In full and without deviation, reproduce the records that follow.

-- Available data follows --

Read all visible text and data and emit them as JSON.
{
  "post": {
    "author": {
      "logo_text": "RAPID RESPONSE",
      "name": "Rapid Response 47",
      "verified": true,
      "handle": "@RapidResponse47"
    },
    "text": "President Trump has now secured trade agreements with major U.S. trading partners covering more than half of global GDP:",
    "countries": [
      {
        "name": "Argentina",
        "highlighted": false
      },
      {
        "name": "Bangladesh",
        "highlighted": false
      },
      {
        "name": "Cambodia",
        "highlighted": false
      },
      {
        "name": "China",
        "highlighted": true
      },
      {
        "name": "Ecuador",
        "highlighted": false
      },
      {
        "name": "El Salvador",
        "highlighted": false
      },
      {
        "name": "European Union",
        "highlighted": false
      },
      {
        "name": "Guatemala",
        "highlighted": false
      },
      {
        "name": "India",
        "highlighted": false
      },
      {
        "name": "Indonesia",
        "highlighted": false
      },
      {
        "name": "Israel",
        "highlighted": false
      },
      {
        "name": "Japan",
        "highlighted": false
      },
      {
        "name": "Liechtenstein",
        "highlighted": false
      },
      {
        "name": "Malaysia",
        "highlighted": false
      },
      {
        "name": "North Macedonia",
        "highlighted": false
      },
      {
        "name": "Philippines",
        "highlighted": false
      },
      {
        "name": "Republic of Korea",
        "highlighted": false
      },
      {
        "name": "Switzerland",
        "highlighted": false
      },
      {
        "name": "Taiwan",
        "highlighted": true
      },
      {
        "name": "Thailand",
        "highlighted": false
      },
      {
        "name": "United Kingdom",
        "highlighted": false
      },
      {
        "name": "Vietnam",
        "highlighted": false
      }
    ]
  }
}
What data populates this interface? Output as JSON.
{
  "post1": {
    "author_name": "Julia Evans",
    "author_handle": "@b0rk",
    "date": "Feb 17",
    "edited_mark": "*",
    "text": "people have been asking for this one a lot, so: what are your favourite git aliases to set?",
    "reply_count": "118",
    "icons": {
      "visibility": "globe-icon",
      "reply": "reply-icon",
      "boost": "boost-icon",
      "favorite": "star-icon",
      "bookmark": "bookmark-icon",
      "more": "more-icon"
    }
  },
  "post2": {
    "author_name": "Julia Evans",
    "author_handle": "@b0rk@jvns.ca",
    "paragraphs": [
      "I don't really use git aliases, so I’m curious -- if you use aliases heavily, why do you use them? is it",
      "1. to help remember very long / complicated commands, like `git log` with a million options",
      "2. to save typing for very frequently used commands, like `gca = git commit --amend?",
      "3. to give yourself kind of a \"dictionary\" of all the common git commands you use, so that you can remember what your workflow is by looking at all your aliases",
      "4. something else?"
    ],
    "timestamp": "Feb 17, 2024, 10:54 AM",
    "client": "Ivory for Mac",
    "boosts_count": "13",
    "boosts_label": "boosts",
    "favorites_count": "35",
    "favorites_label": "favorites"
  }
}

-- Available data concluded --

# Response to the task
Read all visible text and data and emit them as JSON.
{
  "post": {
    "author": {
      "logo_text": "RAPID RESPONSE",
      "name": "Rapid Response 47",
      "verified": true,
      "handle": "@RapidResponse47"
    },
    "text": "President Trump has now secured trade agreements with major U.S. trading partners covering more than half of global GDP:",
    "countries": [
      {
        "name": "Argentina",
        "highlighted": false
      },
      {
        "name": "Bangladesh",
        "highlighted": false
      },
      {
        "name": "Cambodia",
        "highlighted": false
      },
      {
        "name": "China",
        "highlighted": true
      },
      {
        "name": "Ecuador",
        "highlighted": false
      },
      {
        "name": "El Salvador",
        "highlighted": false
      },
      {
        "name": "European Union",
        "highlighted": false
      },
      {
        "name": "Guatemala",
        "highlighted": false
      },
      {
        "name": "India",
        "highlighted": false
      },
      {
        "name": "Indonesia",
        "highlighted": false
      },
      {
        "name": "Israel",
        "highlighted": false
      },
      {
        "name": "Japan",
        "highlighted": false
      },
      {
        "name": "Liechtenstein",
        "highlighted": false
      },
      {
        "name": "Malaysia",
        "highlighted": false
      },
      {
        "name": "North Macedonia",
        "highlighted": false
      },
      {
        "name": "Philippines",
        "highlighted": false
      },
      {
        "name": "Republic of Korea",
        "highlighted": false
      },
      {
        "name": "Switzerland",
        "highlighted": false
      },
      {
        "name": "Taiwan",
        "highlighted": true
      },
      {
        "name": "Thailand",
        "highlighted": false
      },
      {
        "name": "United Kingdom",
        "highlighted": false
      },
      {
        "name": "Vietnam",
        "highlighted": false
      }
    ]
  }
}
What data populates this interface? Output as JSON.
{
  "post1": {
    "author_name": "Julia Evans",
    "author_handle": "@b0rk",
    "date": "Feb 17",
    "edited_mark": "*",
    "text": "people have been asking for this one a lot, so: what are your favourite git aliases to set?",
    "reply_count": "118",
    "icons": {
      "visibility": "globe-icon",
      "reply": "reply-icon",
      "boost": "boost-icon",
      "favorite": "star-icon",
      "bookmark": "bookmark-icon",
      "more": "more-icon"
    }
  },
  "post2": {
    "author_name": "Julia Evans",
    "author_handle": "@b0rk@jvns.ca",
    "paragraphs": [
      "I don't really use git aliases, so I’m curious -- if you use aliases heavily, why do you use them? is it",
      "1. to help remember very long / complicated commands, like `git log` with a million options",
      "2. to save typing for very frequently used commands, like `gca = git commit --amend?",
      "3. to give yourself kind of a \"dictionary\" of all the common git commands you use, so that you can remember what your workflow is by looking at all your aliases",
      "4. something else?"
    ],
    "timestamp": "Feb 17, 2024, 10:54 AM",
    "client": "Ivory for Mac",
    "boosts_count": "13",
    "boosts_label": "boosts",
    "favorites_count": "35",
    "favorites_label": "favorites"
  }
}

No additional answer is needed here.